The digital humanities, also known as humanities computing, is a field of study, research, teaching, and invention concerned with the intersection of computing and the disciplines of the humanities. It is methodological by nature and interdisciplinary in scope. . . Academic departments of the digital humanities typically include technical practitioners as well as traditionally trained scholars with experience or expertise in digital media. Such departments tend to be heavily involved in collaborative research projects with colleagues in other departments. (Wikipedia)
The latest newsletter from Imagining America features an interview with Ron Krabill, associate professor of Interdisciplinary Arts and Sciences at the University of Washington Bothell. Krabill is working on a project that will develop a Web resource in coordination with human rights advocates, community organizations, and scholars. The article includes some interesting discussion about “digital humanities” and the relationship between technology, teaching and social responsibility.
Excerpt: “What happens when the digital comes together with the public? My stake is in thinking through media studies from a humanistic viewpoint, with an assumption of engagement in the issues of the world. My stake is in the idea of using digital technologies to build new publics around issues that matter, and around public conversations that matter.” Read the article here.
As we consider how to effectively use technologies for civic engagement in higher education, it is important to know that lots of folks out there are working onthe teaching and learning end of things. Our job is to put that knowledge within a civic engagement context.

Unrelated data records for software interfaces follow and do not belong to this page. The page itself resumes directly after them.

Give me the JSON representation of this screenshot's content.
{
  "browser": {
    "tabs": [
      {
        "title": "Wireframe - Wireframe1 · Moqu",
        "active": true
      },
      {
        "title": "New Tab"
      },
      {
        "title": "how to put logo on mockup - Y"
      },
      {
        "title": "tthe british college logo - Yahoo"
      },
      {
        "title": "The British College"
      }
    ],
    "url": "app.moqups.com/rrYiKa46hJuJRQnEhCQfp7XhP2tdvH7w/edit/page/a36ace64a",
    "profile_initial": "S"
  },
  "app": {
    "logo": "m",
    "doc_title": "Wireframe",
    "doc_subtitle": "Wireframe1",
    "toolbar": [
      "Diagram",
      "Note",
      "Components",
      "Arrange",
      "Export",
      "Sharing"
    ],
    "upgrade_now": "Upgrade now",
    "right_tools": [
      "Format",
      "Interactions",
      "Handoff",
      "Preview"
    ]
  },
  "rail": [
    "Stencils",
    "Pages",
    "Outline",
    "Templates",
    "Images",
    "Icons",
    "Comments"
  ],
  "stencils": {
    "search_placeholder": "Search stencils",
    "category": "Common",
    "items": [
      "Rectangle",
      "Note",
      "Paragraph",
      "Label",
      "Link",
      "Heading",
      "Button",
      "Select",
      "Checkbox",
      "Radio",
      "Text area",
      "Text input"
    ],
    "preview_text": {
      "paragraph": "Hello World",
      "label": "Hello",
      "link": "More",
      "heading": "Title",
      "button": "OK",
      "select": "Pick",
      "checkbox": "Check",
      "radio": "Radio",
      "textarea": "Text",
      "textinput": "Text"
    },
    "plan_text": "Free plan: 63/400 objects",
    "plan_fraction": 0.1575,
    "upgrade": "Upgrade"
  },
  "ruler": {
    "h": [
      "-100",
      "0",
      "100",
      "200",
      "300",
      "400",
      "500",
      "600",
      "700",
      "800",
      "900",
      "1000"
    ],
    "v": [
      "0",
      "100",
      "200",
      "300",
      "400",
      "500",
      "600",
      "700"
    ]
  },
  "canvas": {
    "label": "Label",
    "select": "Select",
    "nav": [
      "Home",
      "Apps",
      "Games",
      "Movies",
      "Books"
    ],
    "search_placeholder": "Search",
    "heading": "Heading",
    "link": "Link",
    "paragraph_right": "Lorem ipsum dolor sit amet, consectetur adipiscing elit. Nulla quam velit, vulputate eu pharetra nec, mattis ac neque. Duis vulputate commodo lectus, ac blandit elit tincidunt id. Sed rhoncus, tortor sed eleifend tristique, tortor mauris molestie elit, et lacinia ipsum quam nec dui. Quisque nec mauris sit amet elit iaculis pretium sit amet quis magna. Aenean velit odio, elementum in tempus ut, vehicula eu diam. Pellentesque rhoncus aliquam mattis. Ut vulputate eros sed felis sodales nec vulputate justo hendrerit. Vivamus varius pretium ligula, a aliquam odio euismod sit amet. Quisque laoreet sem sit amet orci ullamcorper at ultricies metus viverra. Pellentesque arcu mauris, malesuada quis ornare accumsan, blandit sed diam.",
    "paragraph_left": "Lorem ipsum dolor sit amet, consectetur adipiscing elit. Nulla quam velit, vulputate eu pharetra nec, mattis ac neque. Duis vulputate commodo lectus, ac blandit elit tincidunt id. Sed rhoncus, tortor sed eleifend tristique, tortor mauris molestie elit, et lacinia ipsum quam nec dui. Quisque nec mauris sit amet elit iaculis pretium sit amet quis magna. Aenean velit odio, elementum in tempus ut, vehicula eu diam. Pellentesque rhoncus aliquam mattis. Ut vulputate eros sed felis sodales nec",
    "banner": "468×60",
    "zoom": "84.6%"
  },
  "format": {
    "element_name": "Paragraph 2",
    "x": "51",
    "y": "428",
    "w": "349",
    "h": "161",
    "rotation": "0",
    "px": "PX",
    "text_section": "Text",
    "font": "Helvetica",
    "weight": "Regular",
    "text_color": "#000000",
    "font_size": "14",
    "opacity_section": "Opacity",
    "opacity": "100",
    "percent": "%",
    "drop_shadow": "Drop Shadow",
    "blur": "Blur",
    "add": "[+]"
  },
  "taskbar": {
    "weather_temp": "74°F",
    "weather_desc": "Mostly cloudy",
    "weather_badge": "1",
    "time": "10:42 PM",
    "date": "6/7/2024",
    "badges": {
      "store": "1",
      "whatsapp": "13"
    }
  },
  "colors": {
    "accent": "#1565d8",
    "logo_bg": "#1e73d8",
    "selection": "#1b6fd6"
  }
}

Learn more about digital humanities
- Digital Humanities Now
- Digital Humanities Quarterly
- Hyperstudio at MIT
- NEH Office of Digital Humanities